Your instructions - Search the entries for the word "name" and pull out each line that has it.

************

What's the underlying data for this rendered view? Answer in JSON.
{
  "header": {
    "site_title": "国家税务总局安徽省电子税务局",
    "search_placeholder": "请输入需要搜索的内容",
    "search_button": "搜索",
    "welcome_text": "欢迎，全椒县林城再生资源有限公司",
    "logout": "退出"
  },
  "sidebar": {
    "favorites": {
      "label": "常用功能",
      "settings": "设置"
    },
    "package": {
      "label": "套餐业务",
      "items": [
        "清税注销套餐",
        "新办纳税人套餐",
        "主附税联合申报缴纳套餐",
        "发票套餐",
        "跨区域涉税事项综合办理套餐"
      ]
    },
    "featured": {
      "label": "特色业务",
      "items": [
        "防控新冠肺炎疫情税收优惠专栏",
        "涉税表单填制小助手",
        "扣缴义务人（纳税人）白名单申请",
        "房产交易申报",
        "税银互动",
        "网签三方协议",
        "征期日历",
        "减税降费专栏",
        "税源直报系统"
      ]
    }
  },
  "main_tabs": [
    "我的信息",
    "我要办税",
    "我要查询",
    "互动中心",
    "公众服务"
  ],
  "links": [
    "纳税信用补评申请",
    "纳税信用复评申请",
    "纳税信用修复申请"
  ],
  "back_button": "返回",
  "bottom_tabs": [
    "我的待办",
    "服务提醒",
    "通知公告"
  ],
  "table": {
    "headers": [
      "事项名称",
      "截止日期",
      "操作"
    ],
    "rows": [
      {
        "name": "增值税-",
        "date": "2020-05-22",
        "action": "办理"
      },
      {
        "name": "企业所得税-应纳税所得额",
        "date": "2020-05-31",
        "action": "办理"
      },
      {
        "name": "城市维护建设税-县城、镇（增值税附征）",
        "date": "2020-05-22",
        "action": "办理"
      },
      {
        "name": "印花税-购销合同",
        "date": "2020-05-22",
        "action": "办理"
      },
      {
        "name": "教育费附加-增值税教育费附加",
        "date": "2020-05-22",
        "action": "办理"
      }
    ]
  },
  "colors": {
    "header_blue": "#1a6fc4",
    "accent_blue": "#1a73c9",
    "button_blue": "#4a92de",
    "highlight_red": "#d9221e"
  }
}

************

Solution below -
        "name": "增值税-",
        "name": "企业所得税-应纳税所得额",
        "name": "城市维护建设税-县城、镇（增值税附征）",
        "name": "印花税-购销合同",
        "name": "教育费附加-增值税教育费附加",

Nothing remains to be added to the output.